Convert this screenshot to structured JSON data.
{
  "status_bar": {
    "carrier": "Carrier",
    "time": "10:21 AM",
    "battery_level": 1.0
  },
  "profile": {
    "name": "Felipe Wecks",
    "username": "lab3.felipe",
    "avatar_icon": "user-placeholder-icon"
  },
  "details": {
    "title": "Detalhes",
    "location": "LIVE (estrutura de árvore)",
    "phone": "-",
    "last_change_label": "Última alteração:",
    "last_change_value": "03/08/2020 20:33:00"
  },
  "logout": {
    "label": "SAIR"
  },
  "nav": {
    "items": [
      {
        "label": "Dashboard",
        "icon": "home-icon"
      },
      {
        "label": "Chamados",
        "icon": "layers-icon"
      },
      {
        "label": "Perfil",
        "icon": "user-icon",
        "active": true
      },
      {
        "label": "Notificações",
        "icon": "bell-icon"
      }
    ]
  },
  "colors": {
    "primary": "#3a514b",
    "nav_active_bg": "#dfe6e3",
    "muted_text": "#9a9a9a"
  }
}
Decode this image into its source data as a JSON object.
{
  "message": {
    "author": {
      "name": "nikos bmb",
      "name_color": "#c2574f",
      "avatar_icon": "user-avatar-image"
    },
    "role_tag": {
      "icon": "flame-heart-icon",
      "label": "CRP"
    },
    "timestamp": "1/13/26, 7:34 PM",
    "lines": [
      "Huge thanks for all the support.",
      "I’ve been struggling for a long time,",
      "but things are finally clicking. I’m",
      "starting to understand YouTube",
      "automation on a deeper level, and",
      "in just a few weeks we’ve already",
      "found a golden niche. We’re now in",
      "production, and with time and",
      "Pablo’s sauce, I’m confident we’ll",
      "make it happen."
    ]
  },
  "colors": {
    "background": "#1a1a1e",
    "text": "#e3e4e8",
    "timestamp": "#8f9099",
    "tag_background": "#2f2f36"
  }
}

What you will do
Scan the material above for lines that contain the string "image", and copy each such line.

Answer for the task
Decode this image into its source data as a JSON object.
      "avatar_icon": "user-avatar-image"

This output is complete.